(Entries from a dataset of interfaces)
↓
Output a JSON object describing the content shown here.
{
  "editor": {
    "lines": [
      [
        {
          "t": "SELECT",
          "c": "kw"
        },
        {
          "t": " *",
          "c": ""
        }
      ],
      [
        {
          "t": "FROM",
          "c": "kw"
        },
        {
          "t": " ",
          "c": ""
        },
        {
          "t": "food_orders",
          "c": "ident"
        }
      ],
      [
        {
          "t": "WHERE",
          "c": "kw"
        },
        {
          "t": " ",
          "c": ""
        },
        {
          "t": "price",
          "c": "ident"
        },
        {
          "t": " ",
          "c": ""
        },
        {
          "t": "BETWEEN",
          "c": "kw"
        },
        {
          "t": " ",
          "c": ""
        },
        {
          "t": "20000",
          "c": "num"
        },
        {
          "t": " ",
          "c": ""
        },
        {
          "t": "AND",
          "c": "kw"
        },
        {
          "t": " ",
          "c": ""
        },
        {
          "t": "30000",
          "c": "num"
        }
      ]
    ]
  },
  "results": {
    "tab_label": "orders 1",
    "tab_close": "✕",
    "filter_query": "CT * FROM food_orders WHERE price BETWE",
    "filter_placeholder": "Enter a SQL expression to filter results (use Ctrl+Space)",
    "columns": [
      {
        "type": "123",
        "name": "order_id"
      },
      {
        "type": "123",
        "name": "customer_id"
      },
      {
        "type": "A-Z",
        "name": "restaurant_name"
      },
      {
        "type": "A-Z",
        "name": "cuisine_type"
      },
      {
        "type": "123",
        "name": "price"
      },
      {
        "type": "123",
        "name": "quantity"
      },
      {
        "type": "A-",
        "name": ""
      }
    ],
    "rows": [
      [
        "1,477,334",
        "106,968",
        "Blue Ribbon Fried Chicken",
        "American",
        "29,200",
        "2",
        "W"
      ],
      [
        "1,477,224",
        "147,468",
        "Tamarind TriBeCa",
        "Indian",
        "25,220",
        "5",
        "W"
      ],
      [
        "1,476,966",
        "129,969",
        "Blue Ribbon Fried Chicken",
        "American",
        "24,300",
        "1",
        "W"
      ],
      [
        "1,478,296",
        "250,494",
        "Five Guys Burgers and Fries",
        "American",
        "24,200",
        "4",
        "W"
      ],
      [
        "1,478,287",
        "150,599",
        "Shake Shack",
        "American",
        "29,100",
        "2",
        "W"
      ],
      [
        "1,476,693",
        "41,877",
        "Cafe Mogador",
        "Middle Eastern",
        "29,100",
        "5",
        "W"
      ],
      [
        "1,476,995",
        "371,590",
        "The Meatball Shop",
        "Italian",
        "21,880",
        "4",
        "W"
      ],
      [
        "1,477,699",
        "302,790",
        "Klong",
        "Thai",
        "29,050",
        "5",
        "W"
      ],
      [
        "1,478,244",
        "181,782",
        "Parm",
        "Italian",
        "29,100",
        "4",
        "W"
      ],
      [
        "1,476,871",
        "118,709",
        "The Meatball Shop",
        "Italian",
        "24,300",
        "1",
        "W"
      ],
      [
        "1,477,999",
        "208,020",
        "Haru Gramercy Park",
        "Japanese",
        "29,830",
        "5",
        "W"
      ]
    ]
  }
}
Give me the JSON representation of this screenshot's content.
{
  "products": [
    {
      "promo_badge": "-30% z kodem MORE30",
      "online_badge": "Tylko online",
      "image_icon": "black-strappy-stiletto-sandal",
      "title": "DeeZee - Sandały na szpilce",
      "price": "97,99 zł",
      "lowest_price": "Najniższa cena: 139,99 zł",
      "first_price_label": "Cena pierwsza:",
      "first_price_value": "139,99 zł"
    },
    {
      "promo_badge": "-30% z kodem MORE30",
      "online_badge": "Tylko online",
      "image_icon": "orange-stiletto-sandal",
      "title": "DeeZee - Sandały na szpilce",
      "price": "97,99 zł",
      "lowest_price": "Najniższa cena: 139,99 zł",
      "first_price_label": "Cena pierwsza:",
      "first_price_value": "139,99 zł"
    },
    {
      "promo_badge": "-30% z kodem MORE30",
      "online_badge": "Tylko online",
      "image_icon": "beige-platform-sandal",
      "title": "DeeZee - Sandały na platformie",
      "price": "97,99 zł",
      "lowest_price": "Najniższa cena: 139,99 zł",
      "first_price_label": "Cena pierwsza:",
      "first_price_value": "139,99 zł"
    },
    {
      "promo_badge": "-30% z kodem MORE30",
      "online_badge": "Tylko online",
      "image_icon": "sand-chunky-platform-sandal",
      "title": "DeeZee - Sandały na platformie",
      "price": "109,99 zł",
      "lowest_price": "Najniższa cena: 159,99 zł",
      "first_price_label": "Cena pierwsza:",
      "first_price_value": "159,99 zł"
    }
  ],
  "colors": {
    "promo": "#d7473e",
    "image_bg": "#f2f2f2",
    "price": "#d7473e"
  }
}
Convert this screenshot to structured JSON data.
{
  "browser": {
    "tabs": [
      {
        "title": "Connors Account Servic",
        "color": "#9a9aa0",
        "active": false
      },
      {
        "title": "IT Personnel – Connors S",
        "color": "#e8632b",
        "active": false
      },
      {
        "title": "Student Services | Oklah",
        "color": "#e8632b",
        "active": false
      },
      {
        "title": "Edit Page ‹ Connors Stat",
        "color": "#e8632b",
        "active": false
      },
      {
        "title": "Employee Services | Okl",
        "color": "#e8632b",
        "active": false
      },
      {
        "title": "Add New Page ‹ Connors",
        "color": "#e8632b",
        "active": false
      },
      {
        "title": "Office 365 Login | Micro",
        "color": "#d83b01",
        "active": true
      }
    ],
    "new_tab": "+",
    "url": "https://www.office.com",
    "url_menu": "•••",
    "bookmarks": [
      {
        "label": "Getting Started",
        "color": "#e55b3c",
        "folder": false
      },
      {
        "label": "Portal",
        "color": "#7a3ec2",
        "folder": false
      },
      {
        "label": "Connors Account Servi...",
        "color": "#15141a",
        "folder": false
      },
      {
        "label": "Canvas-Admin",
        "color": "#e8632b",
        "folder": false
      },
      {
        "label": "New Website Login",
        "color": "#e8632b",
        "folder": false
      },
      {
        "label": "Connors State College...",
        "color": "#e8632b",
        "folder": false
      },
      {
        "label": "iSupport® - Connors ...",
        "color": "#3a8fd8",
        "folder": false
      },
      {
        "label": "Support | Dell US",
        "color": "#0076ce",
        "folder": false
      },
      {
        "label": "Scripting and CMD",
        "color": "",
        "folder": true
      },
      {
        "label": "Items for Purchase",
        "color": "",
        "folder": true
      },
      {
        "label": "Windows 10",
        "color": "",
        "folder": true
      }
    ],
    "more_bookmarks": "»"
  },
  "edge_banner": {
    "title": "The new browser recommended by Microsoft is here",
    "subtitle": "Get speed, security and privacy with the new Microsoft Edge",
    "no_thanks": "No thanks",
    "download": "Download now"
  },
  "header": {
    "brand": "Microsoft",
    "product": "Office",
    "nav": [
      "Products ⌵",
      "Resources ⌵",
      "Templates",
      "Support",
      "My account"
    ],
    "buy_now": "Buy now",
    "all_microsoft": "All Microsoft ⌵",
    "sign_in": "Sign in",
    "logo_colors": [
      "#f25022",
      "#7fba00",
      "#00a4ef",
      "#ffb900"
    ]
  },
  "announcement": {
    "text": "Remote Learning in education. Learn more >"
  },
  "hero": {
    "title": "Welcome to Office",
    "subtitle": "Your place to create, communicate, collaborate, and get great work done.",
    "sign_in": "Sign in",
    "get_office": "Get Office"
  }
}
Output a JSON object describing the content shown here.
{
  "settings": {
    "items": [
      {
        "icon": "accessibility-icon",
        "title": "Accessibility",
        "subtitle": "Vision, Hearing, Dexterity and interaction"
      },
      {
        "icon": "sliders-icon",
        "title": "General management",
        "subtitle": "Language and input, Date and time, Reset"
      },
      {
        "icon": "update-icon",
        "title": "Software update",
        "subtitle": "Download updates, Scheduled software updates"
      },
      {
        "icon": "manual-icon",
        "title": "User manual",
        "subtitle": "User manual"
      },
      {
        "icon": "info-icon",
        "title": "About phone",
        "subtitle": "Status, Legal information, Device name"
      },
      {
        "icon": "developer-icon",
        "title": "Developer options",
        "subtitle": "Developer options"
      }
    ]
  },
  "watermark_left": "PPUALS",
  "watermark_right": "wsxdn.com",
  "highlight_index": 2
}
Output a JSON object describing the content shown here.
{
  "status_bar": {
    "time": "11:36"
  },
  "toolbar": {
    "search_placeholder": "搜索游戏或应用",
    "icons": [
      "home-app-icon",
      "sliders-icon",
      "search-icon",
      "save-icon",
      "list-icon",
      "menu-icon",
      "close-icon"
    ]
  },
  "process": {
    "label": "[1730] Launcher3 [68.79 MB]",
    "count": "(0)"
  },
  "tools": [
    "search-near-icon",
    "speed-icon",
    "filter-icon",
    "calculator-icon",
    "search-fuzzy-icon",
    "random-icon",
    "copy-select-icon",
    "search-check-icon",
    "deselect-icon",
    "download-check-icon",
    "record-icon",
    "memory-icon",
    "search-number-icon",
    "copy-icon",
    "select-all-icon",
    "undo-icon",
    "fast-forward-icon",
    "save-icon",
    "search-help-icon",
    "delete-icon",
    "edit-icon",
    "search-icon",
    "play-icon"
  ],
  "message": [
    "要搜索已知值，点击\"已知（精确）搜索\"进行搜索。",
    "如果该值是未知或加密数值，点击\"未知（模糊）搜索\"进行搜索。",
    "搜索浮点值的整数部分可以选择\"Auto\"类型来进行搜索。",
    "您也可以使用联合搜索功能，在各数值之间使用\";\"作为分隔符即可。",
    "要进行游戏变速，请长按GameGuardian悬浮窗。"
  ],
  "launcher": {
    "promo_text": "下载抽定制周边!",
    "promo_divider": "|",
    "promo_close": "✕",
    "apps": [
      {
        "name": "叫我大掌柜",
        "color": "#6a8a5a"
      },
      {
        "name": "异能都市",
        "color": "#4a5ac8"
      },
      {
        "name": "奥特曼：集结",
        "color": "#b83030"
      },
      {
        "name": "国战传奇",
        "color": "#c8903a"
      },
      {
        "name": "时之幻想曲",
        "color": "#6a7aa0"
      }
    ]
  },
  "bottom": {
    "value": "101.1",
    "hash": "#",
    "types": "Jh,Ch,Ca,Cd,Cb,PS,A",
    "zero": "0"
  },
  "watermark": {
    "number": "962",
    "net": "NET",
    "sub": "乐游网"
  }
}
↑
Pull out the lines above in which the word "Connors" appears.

* _TASK RESULT_:
        "title": "Connors Account Servic",
        "title": "IT Personnel – Connors S",
        "title": "Edit Page ‹ Connors Stat",
        "title": "Add New Page ‹ Connors",
        "label": "Connors Account Servi...",
        "label": "Connors State College...",
        "label": "iSupport® - Connors ...",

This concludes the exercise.